[[ Data for this task open ]]
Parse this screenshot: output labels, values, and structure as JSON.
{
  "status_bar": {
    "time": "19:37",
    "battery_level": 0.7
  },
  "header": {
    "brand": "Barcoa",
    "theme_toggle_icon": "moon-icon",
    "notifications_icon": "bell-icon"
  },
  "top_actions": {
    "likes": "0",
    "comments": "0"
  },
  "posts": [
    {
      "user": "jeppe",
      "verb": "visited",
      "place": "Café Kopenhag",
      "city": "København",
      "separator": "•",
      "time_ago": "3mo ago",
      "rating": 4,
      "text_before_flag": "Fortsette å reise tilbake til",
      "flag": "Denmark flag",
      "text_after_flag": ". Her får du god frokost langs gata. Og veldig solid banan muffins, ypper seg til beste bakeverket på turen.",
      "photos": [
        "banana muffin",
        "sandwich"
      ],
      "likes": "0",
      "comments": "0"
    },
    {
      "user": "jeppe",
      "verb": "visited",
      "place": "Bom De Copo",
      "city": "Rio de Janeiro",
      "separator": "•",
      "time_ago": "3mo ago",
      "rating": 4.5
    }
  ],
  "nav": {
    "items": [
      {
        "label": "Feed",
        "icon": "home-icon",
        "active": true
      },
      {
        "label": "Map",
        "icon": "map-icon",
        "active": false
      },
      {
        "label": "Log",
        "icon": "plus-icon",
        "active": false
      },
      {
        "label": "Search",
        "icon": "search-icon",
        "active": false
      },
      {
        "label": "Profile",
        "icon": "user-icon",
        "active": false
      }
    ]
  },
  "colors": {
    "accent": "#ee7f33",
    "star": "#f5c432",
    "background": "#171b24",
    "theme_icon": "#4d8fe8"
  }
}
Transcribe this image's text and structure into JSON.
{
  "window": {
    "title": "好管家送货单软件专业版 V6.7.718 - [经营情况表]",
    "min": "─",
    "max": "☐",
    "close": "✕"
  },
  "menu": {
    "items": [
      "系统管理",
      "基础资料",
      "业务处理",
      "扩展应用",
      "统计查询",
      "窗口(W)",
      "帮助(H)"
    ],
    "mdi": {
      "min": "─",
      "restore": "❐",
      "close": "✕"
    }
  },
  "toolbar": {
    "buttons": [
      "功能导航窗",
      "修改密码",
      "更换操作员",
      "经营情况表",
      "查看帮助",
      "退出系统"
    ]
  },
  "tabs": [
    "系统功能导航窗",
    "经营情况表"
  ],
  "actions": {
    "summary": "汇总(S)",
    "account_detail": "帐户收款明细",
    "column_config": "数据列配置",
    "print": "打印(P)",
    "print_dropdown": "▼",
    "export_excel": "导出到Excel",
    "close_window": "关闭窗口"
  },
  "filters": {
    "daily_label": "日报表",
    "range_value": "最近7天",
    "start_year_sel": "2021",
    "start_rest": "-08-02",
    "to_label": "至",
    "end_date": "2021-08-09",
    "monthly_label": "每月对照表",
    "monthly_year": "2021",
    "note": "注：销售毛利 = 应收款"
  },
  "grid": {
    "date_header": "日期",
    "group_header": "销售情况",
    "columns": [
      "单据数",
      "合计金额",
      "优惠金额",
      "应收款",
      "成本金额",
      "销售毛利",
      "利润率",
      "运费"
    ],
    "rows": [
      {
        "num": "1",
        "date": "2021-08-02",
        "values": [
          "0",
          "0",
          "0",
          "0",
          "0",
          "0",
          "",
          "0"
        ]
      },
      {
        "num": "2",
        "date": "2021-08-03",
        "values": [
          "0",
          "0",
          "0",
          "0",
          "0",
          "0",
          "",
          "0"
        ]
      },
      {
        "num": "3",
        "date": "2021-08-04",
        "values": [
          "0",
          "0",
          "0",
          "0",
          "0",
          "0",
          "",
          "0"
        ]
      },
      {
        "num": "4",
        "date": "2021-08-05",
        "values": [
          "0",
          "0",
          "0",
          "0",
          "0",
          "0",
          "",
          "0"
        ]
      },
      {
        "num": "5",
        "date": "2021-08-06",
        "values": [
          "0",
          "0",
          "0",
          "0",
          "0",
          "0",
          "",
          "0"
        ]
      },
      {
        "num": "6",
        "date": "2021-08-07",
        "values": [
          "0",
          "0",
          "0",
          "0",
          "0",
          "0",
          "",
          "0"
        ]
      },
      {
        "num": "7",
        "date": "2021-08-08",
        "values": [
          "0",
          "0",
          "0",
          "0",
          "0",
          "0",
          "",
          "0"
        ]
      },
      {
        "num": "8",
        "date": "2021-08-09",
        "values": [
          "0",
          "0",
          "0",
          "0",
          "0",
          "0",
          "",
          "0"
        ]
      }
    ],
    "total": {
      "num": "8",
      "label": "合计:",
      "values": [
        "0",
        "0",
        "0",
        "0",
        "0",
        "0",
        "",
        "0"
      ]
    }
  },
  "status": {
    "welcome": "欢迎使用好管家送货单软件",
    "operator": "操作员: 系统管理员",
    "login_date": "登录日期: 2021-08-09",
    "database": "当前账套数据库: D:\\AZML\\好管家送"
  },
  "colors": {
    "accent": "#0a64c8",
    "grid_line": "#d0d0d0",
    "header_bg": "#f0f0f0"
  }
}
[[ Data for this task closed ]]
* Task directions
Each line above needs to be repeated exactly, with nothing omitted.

* Output for this task
Parse this screenshot: output labels, values, and structure as JSON.
{
  "status_bar": {
    "time": "19:37",
    "battery_level": 0.7
  },
  "header": {
    "brand": "Barcoa",
    "theme_toggle_icon": "moon-icon",
    "notifications_icon": "bell-icon"
  },
  "top_actions": {
    "likes": "0",
    "comments": "0"
  },
  "posts": [
    {
      "user": "jeppe",
      "verb": "visited",
      "place": "Café Kopenhag",
      "city": "København",
      "separator": "•",
      "time_ago": "3mo ago",
      "rating": 4,
      "text_before_flag": "Fortsette å reise tilbake til",
      "flag": "Denmark flag",
      "text_after_flag": ". Her får du god frokost langs gata. Og veldig solid banan muffins, ypper seg til beste bakeverket på turen.",
      "photos": [
        "banana muffin",
        "sandwich"
      ],
      "likes": "0",
      "comments": "0"
    },
    {
      "user": "jeppe",
      "verb": "visited",
      "place": "Bom De Copo",
      "city": "Rio de Janeiro",
      "separator": "•",
      "time_ago": "3mo ago",
      "rating": 4.5
    }
  ],
  "nav": {
    "items": [
      {
        "label": "Feed",
        "icon": "home-icon",
        "active": true
      },
      {
        "label": "Map",
        "icon": "map-icon",
        "active": false
      },
      {
        "label": "Log",
        "icon": "plus-icon",
        "active": false
      },
      {
        "label": "Search",
        "icon": "search-icon",
        "active": false
      },
      {
        "label": "Profile",
        "icon": "user-icon",
        "active": false
      }
    ]
  },
  "colors": {
    "accent": "#ee7f33",
    "star": "#f5c432",
    "background": "#171b24",
    "theme_icon": "#4d8fe8"
  }
}
Transcribe this image's text and structure into JSON.
{
  "window": {
    "title": "好管家送货单软件专业版 V6.7.718 - [经营情况表]",
    "min": "─",
    "max": "☐",
    "close": "✕"
  },
  "menu": {
    "items": [
      "系统管理",
      "基础资料",
      "业务处理",
      "扩展应用",
      "统计查询",
      "窗口(W)",
      "帮助(H)"
    ],
    "mdi": {
      "min": "─",
      "restore": "❐",
      "close": "✕"
    }
  },
  "toolbar": {
    "buttons": [
      "功能导航窗",
      "修改密码",
      "更换操作员",
      "经营情况表",
      "查看帮助",
      "退出系统"
    ]
  },
  "tabs": [
    "系统功能导航窗",
    "经营情况表"
  ],
  "actions": {
    "summary": "汇总(S)",
    "account_detail": "帐户收款明细",
    "column_config": "数据列配置",
    "print": "打印(P)",
    "print_dropdown": "▼",
    "export_excel": "导出到Excel",
    "close_window": "关闭窗口"
  },
  "filters": {
    "daily_label": "日报表",
    "range_value": "最近7天",
    "start_year_sel": "2021",
    "start_rest": "-08-02",
    "to_label": "至",
    "end_date": "2021-08-09",
    "monthly_label": "每月对照表",
    "monthly_year": "2021",
    "note": "注：销售毛利 = 应收款"
  },
  "grid": {
    "date_header": "日期",
    "group_header": "销售情况",
    "columns": [
      "单据数",
      "合计金额",
      "优惠金额",
      "应收款",
      "成本金额",
      "销售毛利",
      "利润率",
      "运费"
    ],
    "rows": [
      {
        "num": "1",
        "date": "2021-08-02",
        "values": [
          "0",
          "0",
          "0",
          "0",
          "0",
          "0",
          "",
          "0"
        ]
      },
      {
        "num": "2",
        "date": "2021-08-03",
        "values": [
          "0",
          "0",
          "0",
          "0",
          "0",
          "0",
          "",
          "0"
        ]
      },
      {
        "num": "3",
        "date": "2021-08-04",
        "values": [
          "0",
          "0",
          "0",
          "0",
          "0",
          "0",
          "",
          "0"
        ]
      },
      {
        "num": "4",
        "date": "2021-08-05",
        "values": [
          "0",
          "0",
          "0",
          "0",
          "0",
          "0",
          "",
          "0"
        ]
      },
      {
        "num": "5",
        "date": "2021-08-06",
        "values": [
          "0",
          "0",
          "0",
          "0",
          "0",
          "0",
          "",
          "0"
        ]
      },
      {
        "num": "6",
        "date": "2021-08-07",
        "values": [
          "0",
          "0",
          "0",
          "0",
          "0",
          "0",
          "",
          "0"
        ]
      },
      {
        "num": "7",
        "date": "2021-08-08",
        "values": [
          "0",
          "0",
          "0",
          "0",
          "0",
          "0",
          "",
          "0"
        ]
      },
      {
        "num": "8",
        "date": "2021-08-09",
        "values": [
          "0",
          "0",
          "0",
          "0",
          "0",
          "0",
          "",
          "0"
        ]
      }
    ],
    "total": {
      "num": "8",
      "label": "合计:",
      "values": [
        "0",
        "0",
        "0",
        "0",
        "0",
        "0",
        "",
        "0"
      ]
    }
  },
  "status": {
    "welcome": "欢迎使用好管家送货单软件",
    "operator": "操作员: 系统管理员",
    "login_date": "登录日期: 2021-08-09",
    "database": "当前账套数据库: D:\\AZML\\好管家送"
  },
  "colors": {
    "accent": "#0a64c8",
    "grid_line": "#d0d0d0",
    "header_bg": "#f0f0f0"
  }
}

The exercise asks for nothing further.